Jump to ContentJump to Main Navigation
Investigative Journalism in ChinaEight Cases in Chinese Watchdog Journalism$
Users without a subscription are not able to see the full content.

David Bandurski and Martin Hala

Print publication date: 2010

Print ISBN-13: 9789622091733

Published to Hong Kong Scholarship Online: September 2011

DOI: 10.5790/hongkong/9789622091733.001.0001

Show Summary Details
Page of

PRINTED FROM HONG KONG SCHOLARSHIP ONLINE (www.hongkong.universitypressscholarship.com). (c) Copyright Hong Kong University Press, 2021. An individual user may print out a PDF of a single chapter of a monograph in HKSO for personal use.date: 22 September 2021

Disaster Reporting

Disaster Reporting

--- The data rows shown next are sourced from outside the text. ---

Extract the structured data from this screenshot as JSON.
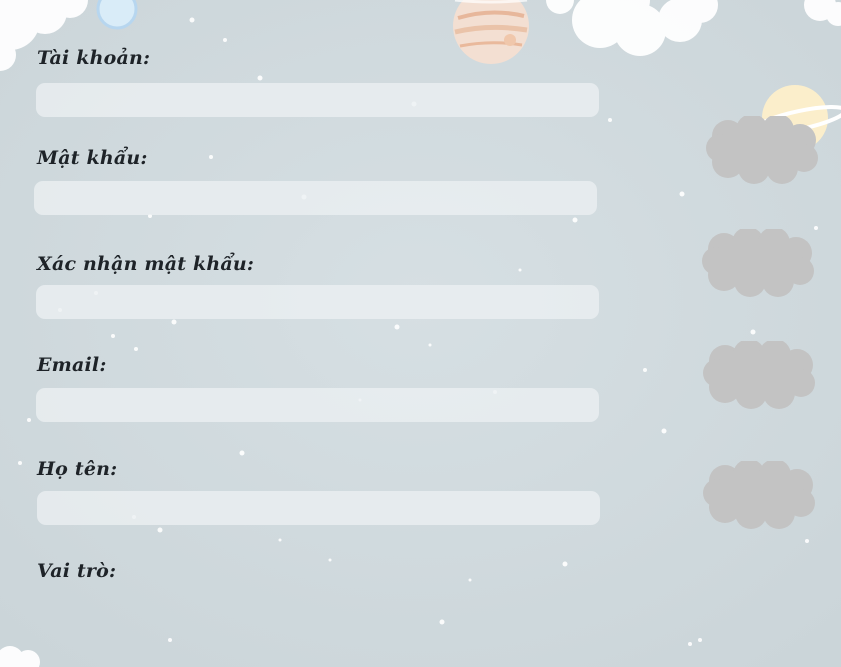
{
  "form": {
    "fields": [
      {
        "label": "Tài khoản:",
        "value": "",
        "placeholder": ""
      },
      {
        "label": "Mật khẩu:",
        "value": "",
        "placeholder": ""
      },
      {
        "label": "Xác nhận mật khẩu:",
        "value": "",
        "placeholder": ""
      },
      {
        "label": "Email:",
        "value": "",
        "placeholder": ""
      },
      {
        "label": "Họ tên:",
        "value": "",
        "placeholder": ""
      }
    ],
    "role_label": "Vai trò:"
  },
  "icons": {
    "side_clouds": [
      "cloud-icon",
      "cloud-icon",
      "cloud-icon",
      "cloud-icon"
    ],
    "decor": [
      "planet-icon",
      "ringed-planet-icon",
      "moon-icon",
      "cloud-icon"
    ]
  },
  "colors": {
    "background": "#d0dade",
    "input_fill": "#eceff1",
    "label_text": "#1e2328",
    "gray_cloud": "#c3c3c3"
  }
}
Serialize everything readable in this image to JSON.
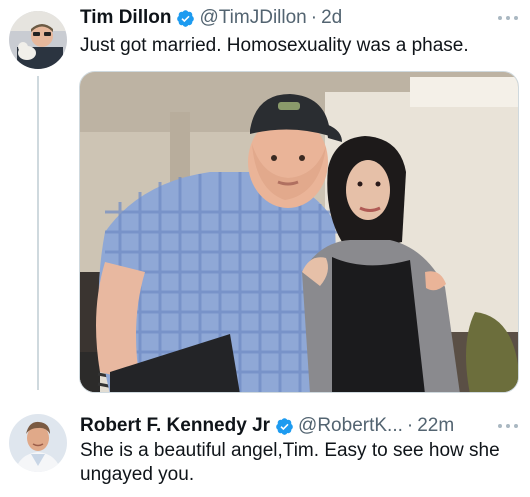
{
  "tweets": [
    {
      "author_name": "Tim Dillon",
      "handle": "@TimJDillon",
      "separator": "·",
      "time": "2d",
      "text": "Just got married. Homosexuality was a phase.",
      "avatar_icon": "profile-photo",
      "has_media": true
    },
    {
      "author_name": "Robert F. Kennedy Jr",
      "handle": "@RobertK...",
      "separator": "·",
      "time": "22m",
      "text": "She is a beautiful angel,Tim. Easy to see how she ungayed you.",
      "avatar_icon": "profile-photo",
      "has_media": false
    }
  ],
  "colors": {
    "text": "#0f1419",
    "secondary": "#536471",
    "verified": "#1d9bf0",
    "thread_line": "#cfd9de"
  }
}
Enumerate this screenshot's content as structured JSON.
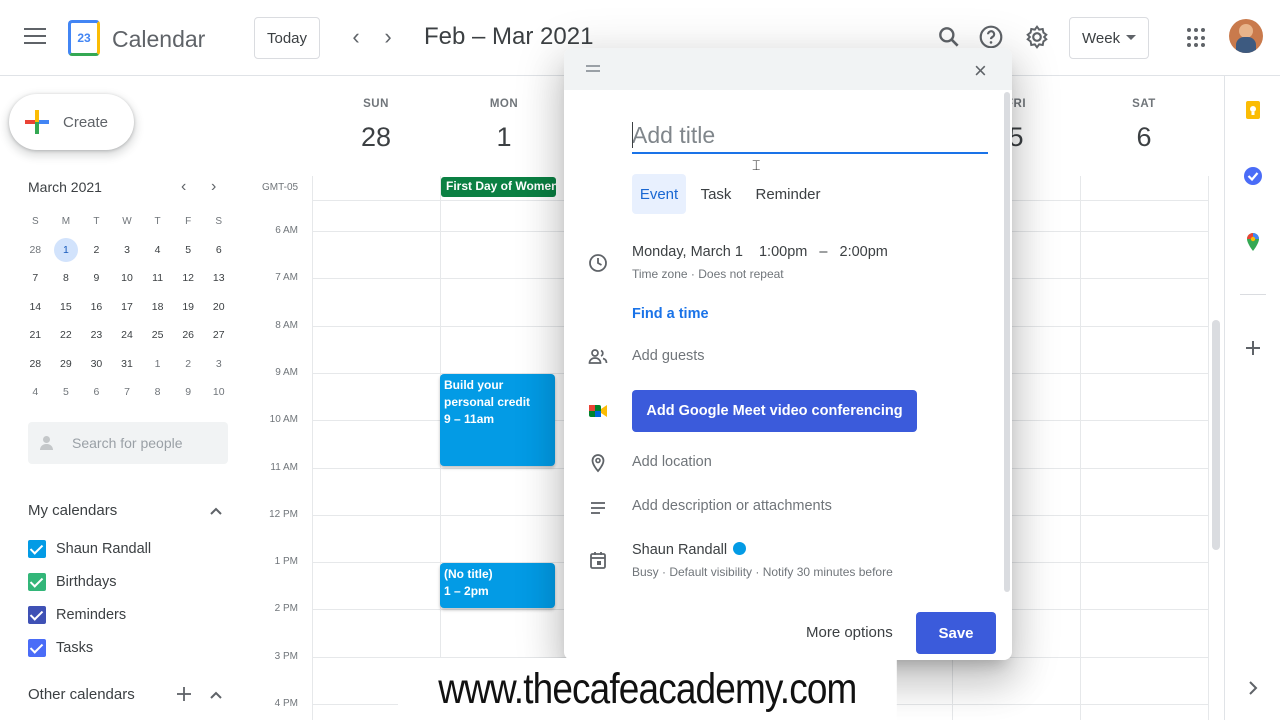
{
  "header": {
    "app_title": "Calendar",
    "logo_number": "23",
    "today_label": "Today",
    "prev": "‹",
    "next": "›",
    "date_range": "Feb – Mar 2021",
    "view": "Week"
  },
  "sidebar": {
    "create_label": "Create",
    "mini_calendar": {
      "title": "March 2021",
      "weekdays": [
        "S",
        "M",
        "T",
        "W",
        "T",
        "F",
        "S"
      ],
      "weeks": [
        [
          "28",
          "1",
          "2",
          "3",
          "4",
          "5",
          "6"
        ],
        [
          "7",
          "8",
          "9",
          "10",
          "11",
          "12",
          "13"
        ],
        [
          "14",
          "15",
          "16",
          "17",
          "18",
          "19",
          "20"
        ],
        [
          "21",
          "22",
          "23",
          "24",
          "25",
          "26",
          "27"
        ],
        [
          "28",
          "29",
          "30",
          "31",
          "1",
          "2",
          "3"
        ],
        [
          "4",
          "5",
          "6",
          "7",
          "8",
          "9",
          "10"
        ]
      ],
      "selected": "1"
    },
    "search_placeholder": "Search for people",
    "my_calendars_title": "My calendars",
    "my_calendars": [
      {
        "label": "Shaun Randall",
        "color": "#039be5"
      },
      {
        "label": "Birthdays",
        "color": "#33b679"
      },
      {
        "label": "Reminders",
        "color": "#3f51b5"
      },
      {
        "label": "Tasks",
        "color": "#4a6cf7"
      }
    ],
    "other_calendars_title": "Other calendars"
  },
  "grid": {
    "timezone": "GMT-05",
    "days": [
      {
        "dow": "SUN",
        "num": "28"
      },
      {
        "dow": "MON",
        "num": "1"
      },
      {
        "dow": "FRI",
        "num": "5"
      },
      {
        "dow": "SAT",
        "num": "6"
      }
    ],
    "times": [
      "6 AM",
      "7 AM",
      "8 AM",
      "9 AM",
      "10 AM",
      "11 AM",
      "12 PM",
      "1 PM",
      "2 PM",
      "3 PM",
      "4 PM"
    ],
    "allday_event": "First Day of Women'",
    "events": [
      {
        "title": "Build your personal credit",
        "time": "9 – 11am"
      },
      {
        "title": "(No title)",
        "time": "1 – 2pm"
      }
    ]
  },
  "dialog": {
    "title_placeholder": "Add title",
    "tabs": [
      "Event",
      "Task",
      "Reminder"
    ],
    "active_tab": "Event",
    "date": "Monday, March 1",
    "start": "1:00pm",
    "dash": "–",
    "end": "2:00pm",
    "timezone_note": "Time zone · Does not repeat",
    "find_time": "Find a time",
    "add_guests": "Add guests",
    "meet_button": "Add Google Meet video conferencing",
    "add_location": "Add location",
    "add_description": "Add description or attachments",
    "calendar_owner": "Shaun Randall",
    "calendar_details": "Busy · Default visibility · Notify 30 minutes before",
    "more_options": "More options",
    "save": "Save",
    "close": "×"
  },
  "watermark": "www.thecafeacademy.com",
  "colors": {
    "accent": "#1a73e8",
    "event_blue": "#039be5",
    "holiday_green": "#0b8043",
    "save_blue": "#3b5bdb"
  },
  "icons": [
    "menu-icon",
    "search-icon",
    "help-icon",
    "settings-icon",
    "apps-icon",
    "clock-icon",
    "people-icon",
    "meet-icon",
    "location-icon",
    "description-icon",
    "calendar-icon",
    "keep-icon",
    "tasks-icon",
    "maps-icon",
    "add-icon"
  ]
}
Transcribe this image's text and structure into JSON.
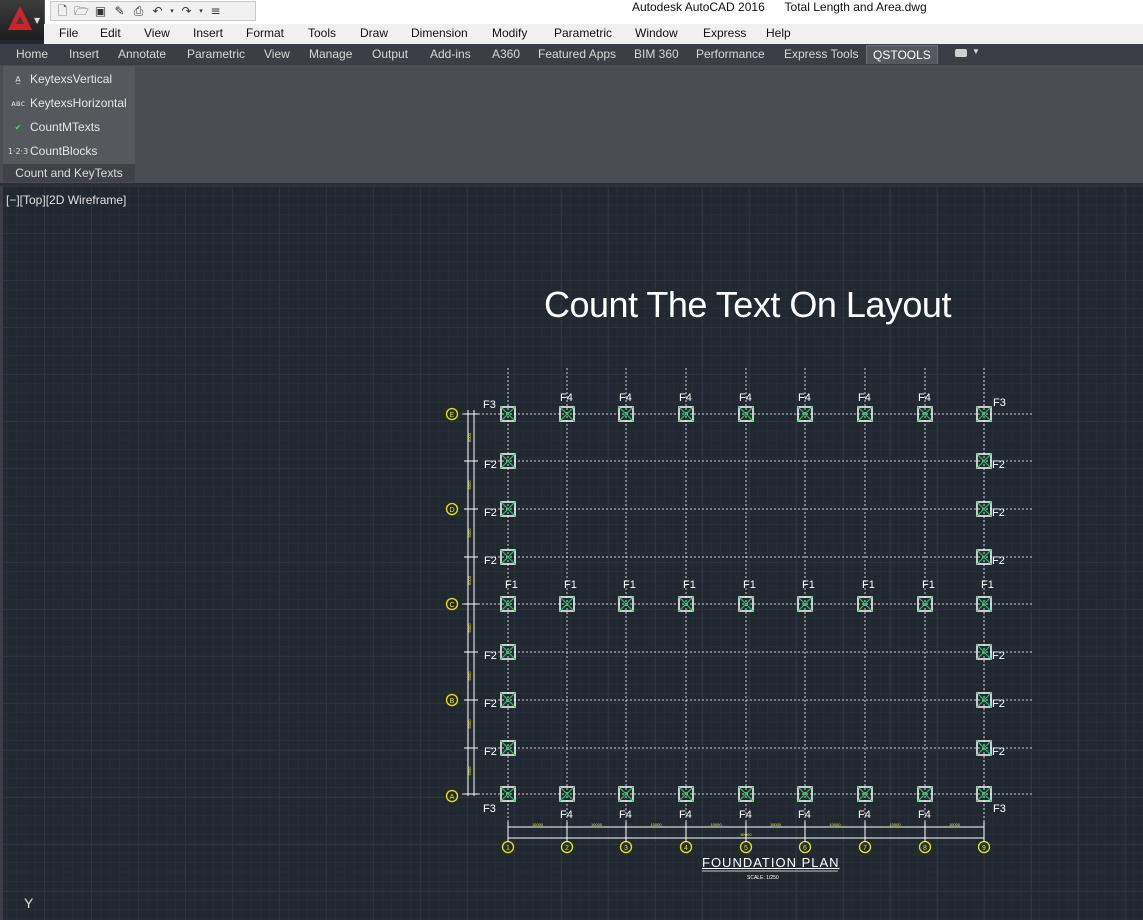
{
  "window": {
    "title": "Autodesk AutoCAD 2016      Total Length and Area.dwg"
  },
  "quick_access": {
    "icons": [
      "new-icon",
      "open-icon",
      "save-icon",
      "saveas-icon",
      "print-icon",
      "undo-icon",
      "redo-icon",
      "customize-icon"
    ]
  },
  "menu": {
    "items": [
      "File",
      "Edit",
      "View",
      "Insert",
      "Format",
      "Tools",
      "Draw",
      "Dimension",
      "Modify",
      "Parametric",
      "Window",
      "Express",
      "Help"
    ]
  },
  "ribbon_tabs": {
    "items": [
      "Home",
      "Insert",
      "Annotate",
      "Parametric",
      "View",
      "Manage",
      "Output",
      "Add-ins",
      "A360",
      "Featured Apps",
      "BIM 360",
      "Performance",
      "Express Tools",
      "QSTOOLS"
    ],
    "active": "QSTOOLS"
  },
  "ribbon_panel": {
    "buttons": [
      {
        "label": "KeytexsVertical",
        "icon": "vertical-text-icon"
      },
      {
        "label": "KeytexsHorizontal",
        "icon": "horizontal-text-icon"
      },
      {
        "label": "CountMTexts",
        "icon": "count-mtext-icon"
      },
      {
        "label": "CountBlocks",
        "icon": "count-blocks-icon"
      }
    ],
    "title": "Count and KeyTexts"
  },
  "viewport": {
    "label": "[−][Top][2D Wireframe]"
  },
  "drawing": {
    "heading": "Count The Text  On Layout",
    "plan_title": "FOUNDATION  PLAN",
    "plan_scale": "SCALE: 1/250",
    "column_axes": [
      "1",
      "2",
      "3",
      "4",
      "5",
      "6",
      "7",
      "8",
      "9"
    ],
    "row_axes": [
      "E",
      "D",
      "C",
      "B",
      "A"
    ],
    "footing_labels": {
      "corner": "F3",
      "edge_side": "F2",
      "interior_row": "F1",
      "edge_top_bottom": "F4"
    },
    "dimension_segment": "10000",
    "dimension_total": "80000",
    "vertical_dimension": "6000"
  },
  "ucs": {
    "label": "Y"
  },
  "colors": {
    "grid_bg": "#212830",
    "axis_yellow": "#e8e800",
    "footing_green": "#1fc85a"
  }
}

Where Does the Danger Come From?

(p.146) (p.147) 8 Disaster Reporting
Investigative Journalism in China

David Bandurski

Martin Hala

Ying Chan

Hong Kong University Press

Since its launch in April 1998, Caijing had been focusing on business news. However, the magazine continued to prowl for broad public interest topics with a potential economic or business impact. By the time Caijing's editors gathered for their first post-holiday brainstorming session, SARS had shot to the top of the agenda. The magazine's editor-in-chief, Hu Shuli, argued that the potential for a SARS epidemic made it a critical piece of hard news. Furthermore, it also raised concerns about China's institutional preparedness for dealing with a major health crisis. Caijing's April 20 issue on the epidemic sold out at Chinese newsstands. Hu Shuli interpreted robust demand for the magazine as the surest sign that SARS had truly become a topic of urgent public concern, and many regarded the search for the origins of the disease not as an abstract scientific issue, but rather as a matter of life and death.

Keywords:   Caijing, SARS, epidemic, Hu Shuli, China, health crisis

Hong Kong Scholarship Online requires a subscription or purchase to access the full text of books within the service. Public users can however freely search the site and view the abstracts and keywords for each book and chapter.

Please, subscribe or login to access full text content.

If you think you should have access to this title, please contact your librarian.

To troubleshoot, please check our FAQs , and if you can't find the answer there, please contact us .